#### To do:
Which lines in the records below contain the word "Purchase"? Copy each one out.

◆ ◆ ◆ ◆

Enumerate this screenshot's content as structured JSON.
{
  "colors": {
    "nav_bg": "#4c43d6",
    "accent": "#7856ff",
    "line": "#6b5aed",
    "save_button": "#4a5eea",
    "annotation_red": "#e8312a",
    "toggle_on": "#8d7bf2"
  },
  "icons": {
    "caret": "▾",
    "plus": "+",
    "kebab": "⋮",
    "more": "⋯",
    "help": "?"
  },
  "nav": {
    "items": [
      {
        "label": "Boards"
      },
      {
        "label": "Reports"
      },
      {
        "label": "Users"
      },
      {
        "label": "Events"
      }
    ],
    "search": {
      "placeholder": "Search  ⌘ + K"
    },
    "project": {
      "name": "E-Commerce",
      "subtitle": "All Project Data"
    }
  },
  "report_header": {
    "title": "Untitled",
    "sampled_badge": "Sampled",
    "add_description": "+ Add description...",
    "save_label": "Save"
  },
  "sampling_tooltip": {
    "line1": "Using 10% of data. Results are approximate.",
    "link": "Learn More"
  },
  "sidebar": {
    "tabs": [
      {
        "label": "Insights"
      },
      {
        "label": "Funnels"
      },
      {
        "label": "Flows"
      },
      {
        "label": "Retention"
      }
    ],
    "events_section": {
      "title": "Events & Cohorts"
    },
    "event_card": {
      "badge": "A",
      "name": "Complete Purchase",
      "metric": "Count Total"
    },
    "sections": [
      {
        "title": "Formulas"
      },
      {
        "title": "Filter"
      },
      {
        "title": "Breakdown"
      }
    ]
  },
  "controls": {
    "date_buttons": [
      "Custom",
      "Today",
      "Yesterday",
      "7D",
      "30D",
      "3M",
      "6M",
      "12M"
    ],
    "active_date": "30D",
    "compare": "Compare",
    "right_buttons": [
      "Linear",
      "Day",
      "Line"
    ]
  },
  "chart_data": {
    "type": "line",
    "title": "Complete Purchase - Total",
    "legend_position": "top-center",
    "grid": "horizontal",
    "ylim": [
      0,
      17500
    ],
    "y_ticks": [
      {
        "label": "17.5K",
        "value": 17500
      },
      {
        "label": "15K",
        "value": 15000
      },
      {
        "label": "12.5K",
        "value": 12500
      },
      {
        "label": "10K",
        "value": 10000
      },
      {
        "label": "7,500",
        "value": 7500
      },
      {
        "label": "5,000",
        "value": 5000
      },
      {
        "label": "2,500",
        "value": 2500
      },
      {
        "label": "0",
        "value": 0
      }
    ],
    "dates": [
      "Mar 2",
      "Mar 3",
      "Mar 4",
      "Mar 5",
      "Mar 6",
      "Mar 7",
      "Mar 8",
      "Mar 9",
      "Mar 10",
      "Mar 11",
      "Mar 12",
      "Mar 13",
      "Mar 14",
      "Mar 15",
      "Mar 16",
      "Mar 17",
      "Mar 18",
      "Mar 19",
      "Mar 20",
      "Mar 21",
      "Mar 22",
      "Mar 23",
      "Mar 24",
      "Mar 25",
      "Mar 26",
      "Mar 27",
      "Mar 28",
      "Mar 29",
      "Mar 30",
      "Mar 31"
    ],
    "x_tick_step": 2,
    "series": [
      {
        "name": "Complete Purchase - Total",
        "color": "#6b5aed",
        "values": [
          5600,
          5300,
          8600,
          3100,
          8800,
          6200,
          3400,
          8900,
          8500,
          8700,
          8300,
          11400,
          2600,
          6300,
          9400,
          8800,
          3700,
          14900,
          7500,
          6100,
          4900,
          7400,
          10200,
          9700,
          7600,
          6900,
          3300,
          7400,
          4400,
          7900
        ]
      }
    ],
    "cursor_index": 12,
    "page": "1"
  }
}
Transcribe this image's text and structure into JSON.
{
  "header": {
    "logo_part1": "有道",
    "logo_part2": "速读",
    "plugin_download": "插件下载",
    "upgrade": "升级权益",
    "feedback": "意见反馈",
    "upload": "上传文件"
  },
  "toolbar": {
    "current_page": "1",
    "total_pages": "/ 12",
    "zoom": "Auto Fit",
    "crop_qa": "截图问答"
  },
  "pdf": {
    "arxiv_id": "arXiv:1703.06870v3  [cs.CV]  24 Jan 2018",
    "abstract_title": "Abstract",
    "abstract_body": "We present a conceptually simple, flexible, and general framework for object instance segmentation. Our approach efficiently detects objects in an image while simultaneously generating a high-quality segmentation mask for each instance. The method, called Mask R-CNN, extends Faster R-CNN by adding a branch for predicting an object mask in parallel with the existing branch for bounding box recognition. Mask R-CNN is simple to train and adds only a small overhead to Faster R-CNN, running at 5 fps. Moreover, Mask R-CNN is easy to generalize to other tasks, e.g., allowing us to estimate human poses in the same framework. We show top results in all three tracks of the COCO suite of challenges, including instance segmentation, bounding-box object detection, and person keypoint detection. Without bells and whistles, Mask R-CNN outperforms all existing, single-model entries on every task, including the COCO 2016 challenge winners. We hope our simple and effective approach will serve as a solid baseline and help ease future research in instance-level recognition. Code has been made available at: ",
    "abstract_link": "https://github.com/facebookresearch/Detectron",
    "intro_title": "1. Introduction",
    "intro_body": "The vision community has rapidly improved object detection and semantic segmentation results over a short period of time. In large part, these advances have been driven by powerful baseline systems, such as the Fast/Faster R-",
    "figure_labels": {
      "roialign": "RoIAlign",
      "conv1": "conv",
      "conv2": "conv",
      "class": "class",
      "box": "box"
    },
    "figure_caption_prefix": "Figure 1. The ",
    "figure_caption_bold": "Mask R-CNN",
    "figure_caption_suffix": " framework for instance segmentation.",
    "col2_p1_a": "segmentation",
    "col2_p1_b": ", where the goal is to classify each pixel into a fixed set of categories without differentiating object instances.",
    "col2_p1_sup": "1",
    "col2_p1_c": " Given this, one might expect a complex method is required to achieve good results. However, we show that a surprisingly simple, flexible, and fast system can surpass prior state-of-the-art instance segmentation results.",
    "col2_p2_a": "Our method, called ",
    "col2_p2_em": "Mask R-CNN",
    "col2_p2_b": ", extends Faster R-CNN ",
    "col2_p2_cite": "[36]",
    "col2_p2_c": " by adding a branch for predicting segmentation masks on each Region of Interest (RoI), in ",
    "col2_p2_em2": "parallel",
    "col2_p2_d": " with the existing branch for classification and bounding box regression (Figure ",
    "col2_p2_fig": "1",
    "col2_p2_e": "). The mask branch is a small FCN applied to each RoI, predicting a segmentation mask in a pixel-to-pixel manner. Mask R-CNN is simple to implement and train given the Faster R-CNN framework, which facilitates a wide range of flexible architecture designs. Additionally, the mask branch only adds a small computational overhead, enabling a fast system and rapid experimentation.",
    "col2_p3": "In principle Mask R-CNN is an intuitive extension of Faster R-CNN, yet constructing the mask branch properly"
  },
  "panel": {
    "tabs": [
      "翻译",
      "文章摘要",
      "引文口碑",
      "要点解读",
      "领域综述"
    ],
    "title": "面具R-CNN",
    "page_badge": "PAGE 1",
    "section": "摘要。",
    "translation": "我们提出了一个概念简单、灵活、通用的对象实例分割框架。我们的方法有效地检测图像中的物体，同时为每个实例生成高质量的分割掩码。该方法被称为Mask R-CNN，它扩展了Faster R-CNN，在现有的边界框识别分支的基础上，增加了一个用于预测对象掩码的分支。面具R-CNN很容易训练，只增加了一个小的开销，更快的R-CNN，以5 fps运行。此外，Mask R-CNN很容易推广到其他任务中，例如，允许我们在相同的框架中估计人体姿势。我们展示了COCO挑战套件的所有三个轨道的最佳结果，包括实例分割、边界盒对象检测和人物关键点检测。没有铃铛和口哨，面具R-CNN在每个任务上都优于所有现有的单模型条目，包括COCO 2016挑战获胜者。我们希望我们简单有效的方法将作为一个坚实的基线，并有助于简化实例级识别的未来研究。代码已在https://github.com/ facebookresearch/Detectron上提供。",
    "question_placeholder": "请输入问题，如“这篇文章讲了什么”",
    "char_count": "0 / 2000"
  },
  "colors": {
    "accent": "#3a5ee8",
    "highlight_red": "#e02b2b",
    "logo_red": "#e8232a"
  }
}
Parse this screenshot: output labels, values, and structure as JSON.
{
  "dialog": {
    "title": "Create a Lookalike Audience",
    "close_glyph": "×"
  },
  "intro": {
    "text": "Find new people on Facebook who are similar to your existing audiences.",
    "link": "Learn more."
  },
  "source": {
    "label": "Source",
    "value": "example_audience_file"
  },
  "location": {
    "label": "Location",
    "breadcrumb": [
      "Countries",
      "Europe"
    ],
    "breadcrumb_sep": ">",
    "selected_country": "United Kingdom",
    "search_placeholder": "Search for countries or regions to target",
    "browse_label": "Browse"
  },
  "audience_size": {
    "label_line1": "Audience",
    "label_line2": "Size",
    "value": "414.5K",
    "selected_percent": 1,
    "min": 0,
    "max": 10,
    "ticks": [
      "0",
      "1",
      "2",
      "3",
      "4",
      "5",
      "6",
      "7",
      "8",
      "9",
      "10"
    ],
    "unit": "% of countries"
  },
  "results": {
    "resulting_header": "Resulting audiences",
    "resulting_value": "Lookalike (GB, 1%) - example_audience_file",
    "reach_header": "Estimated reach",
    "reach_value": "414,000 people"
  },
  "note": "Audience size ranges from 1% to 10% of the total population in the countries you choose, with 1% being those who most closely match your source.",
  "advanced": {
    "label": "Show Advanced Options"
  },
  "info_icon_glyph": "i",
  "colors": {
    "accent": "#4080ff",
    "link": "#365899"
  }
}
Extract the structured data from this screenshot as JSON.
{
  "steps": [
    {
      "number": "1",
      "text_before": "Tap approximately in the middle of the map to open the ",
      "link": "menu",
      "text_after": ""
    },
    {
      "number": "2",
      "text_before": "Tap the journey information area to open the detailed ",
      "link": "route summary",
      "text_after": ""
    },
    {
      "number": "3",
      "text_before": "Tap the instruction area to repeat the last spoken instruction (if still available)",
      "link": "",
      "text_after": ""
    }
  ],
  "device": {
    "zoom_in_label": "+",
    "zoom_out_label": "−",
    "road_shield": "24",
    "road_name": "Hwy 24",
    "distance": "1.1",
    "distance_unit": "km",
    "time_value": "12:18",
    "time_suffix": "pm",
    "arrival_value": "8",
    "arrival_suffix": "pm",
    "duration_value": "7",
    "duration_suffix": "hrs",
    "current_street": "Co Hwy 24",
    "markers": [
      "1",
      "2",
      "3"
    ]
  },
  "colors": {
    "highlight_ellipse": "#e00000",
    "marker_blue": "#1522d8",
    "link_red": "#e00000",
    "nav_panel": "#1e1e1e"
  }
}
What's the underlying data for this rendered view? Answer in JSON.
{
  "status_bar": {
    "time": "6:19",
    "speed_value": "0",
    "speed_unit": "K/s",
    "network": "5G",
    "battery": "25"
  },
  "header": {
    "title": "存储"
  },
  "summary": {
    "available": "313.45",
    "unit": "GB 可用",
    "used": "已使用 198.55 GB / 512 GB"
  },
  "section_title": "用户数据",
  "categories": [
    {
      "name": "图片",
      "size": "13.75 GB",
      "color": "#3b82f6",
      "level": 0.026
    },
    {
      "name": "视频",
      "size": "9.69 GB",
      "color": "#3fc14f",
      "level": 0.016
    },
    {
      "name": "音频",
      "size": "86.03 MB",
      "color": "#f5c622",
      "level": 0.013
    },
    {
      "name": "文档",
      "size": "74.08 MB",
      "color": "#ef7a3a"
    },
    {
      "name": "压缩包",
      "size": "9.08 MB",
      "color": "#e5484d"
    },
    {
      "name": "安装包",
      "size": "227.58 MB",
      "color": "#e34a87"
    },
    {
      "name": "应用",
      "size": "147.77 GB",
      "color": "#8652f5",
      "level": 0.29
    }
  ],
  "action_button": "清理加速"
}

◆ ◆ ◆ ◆

#### Answer box:
      "name": "Complete Purchase",
    "title": "Complete Purchase - Total",
        "name": "Complete Purchase - Total",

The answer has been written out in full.